“It was great for her,” Gwozdecky said. “He was terrific with her, and, even though he was only with us for five or six days, she looks upon him much differently than she looks upon any of the other guys on the team. For a certain amount of time, he shared our home and was a big brother to her.
“He’s a special part of our family and I’m really glad not only that he’s healthy but he’s been able to restart his career.”
Laatsch has always viewed Gwozdecky as a coach who’ll do anything for his players. This took it to another level.
“Going through that with him, I got to learn a little more about him away from the ice,” Laatsch said. “In that situation, there are things he needed to know. I needed to open up a little more to him; he needed to open up a little bit more to me.
“Once that was over, I think it went back to a relationship as usual, but for him to do that, for him to open up his door to me when I was at my worst, I’ll remember that and be indebted to him for a long time, for the rest of my life, probably.”
One of the biggest reasons Laatsch didn’t wear a letter on his jersey last season, Gwozdecky said, is that the Pioneers coaches just weren’t sure he’d be able to make it through the entire season.
He missed only three games and was a member of the West Regional all-tournament team. (As an aside, he was in the penalty box for most of the final two minutes of the title game against Maine, when the Black Bears had a 6-on-3 advantage. He got out with nine seconds remaining, just about the time the Pioneers were able to start celebrating.)
But coming back from the injury isn’t the only reason he’s the captain this season. The pride he holds in the program is another. His dedication is another.
“He always had those kind of qualities,” Gwozdecky said. “When he was able to get back to playing shape and really force his way into the lineup, I don’t think there was really a whole lot of doubt as to at least who one of our top leaders was going to be.”
There were points along the line where Laatsch was told it probably would be a long time before he would be able to play hockey again. It takes a certain resolve to hear that news yet still battle back.
For Laatsch, it goes back to the way he was raised.
“My parents instilled in me to see things through, never give up on things,” he said.
He also thought back to a friend, former Wisconsin defenseman Dan Boeser, and his battle with follicular B-cell lymphoma before his junior season.
“For most athletes at this high level, it’s just a mind-set,” Laatsch said. “No is not an answer. There’s always another level you can go to in the sport. It’s just that will and that drive. They say that? All right, I’m going to prove them wrong.”
Gwozdecky likes to think back to when Laatsch started with the Pioneers, and how things have evolved.

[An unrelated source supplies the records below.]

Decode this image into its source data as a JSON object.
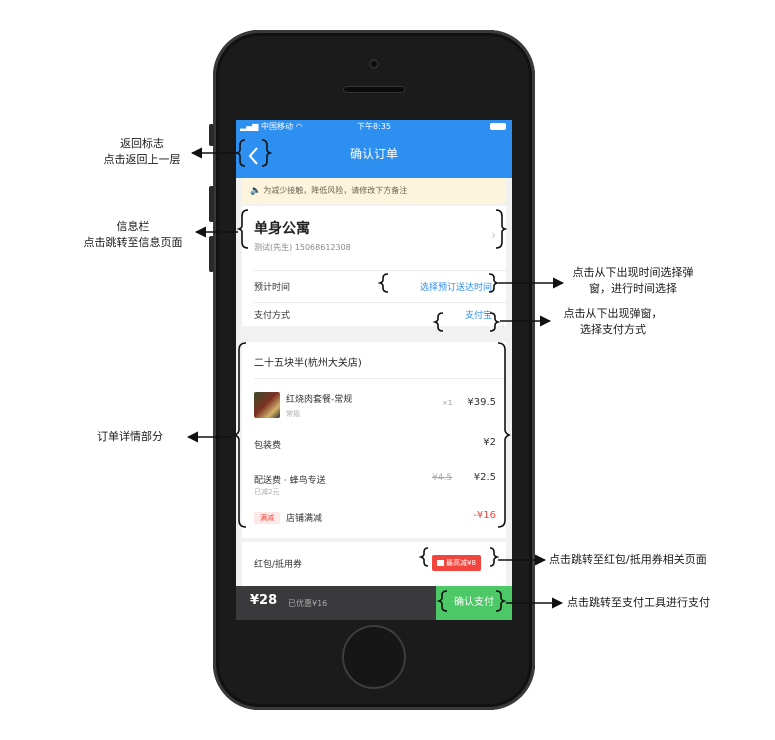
{
  "status_bar": {
    "carrier": "中国移动",
    "time": "下午8:35"
  },
  "nav": {
    "title": "确认订单",
    "back_icon": "chevron-left-icon"
  },
  "notice": {
    "text": "为减少接触，降低风险，请修改下方备注",
    "icon": "speaker-icon"
  },
  "address": {
    "name": "单身公寓",
    "contact": "测试(先生)  15068612308"
  },
  "delivery_time": {
    "label": "预计时间",
    "value": "选择预订送达时间"
  },
  "payment_method": {
    "label": "支付方式",
    "value": "支付宝"
  },
  "order": {
    "shop": "二十五块半(杭州大关店)",
    "item": {
      "name": "红烧肉套餐-常规",
      "spec": "常规",
      "qty": "×1",
      "price": "¥39.5"
    },
    "packing": {
      "label": "包装费",
      "price": "¥2"
    },
    "delivery": {
      "label": "配送费 · 蜂鸟专送",
      "note": "已减2元",
      "old_price": "¥4.5",
      "price": "¥2.5"
    },
    "discount": {
      "tag": "满减",
      "label": "店铺满减",
      "price": "-¥16"
    }
  },
  "coupon": {
    "label": "红包/抵用券",
    "badge": "最高减¥8"
  },
  "paybar": {
    "total": "¥28",
    "saved": "已优惠¥16",
    "button": "确认支付"
  },
  "annotations": {
    "back": [
      "返回标志",
      "点击返回上一层"
    ],
    "info": [
      "信息栏",
      "点击跳转至信息页面"
    ],
    "time": [
      "点击从下出现时间选择弹",
      "窗，进行时间选择"
    ],
    "pay_method": [
      "点击从下出现弹窗，",
      "选择支付方式"
    ],
    "order_detail": [
      "订单详情部分"
    ],
    "coupon": [
      "点击跳转至红包/抵用券相关页面"
    ],
    "pay_button": [
      "点击跳转至支付工具进行支付"
    ]
  }
}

“Four years later, he’s gone through all those challenges with his health issues,” Gwozdecky said. “He’s our captain, he’s strong, he’s powerful, he plays the position extremely well. Intelligent. He wears the jersey with great pride. Those are the kind of success stories that I love people to be able to read about, whether it’s our team or whoever. That’s what it’s all about, especially in college athletics.”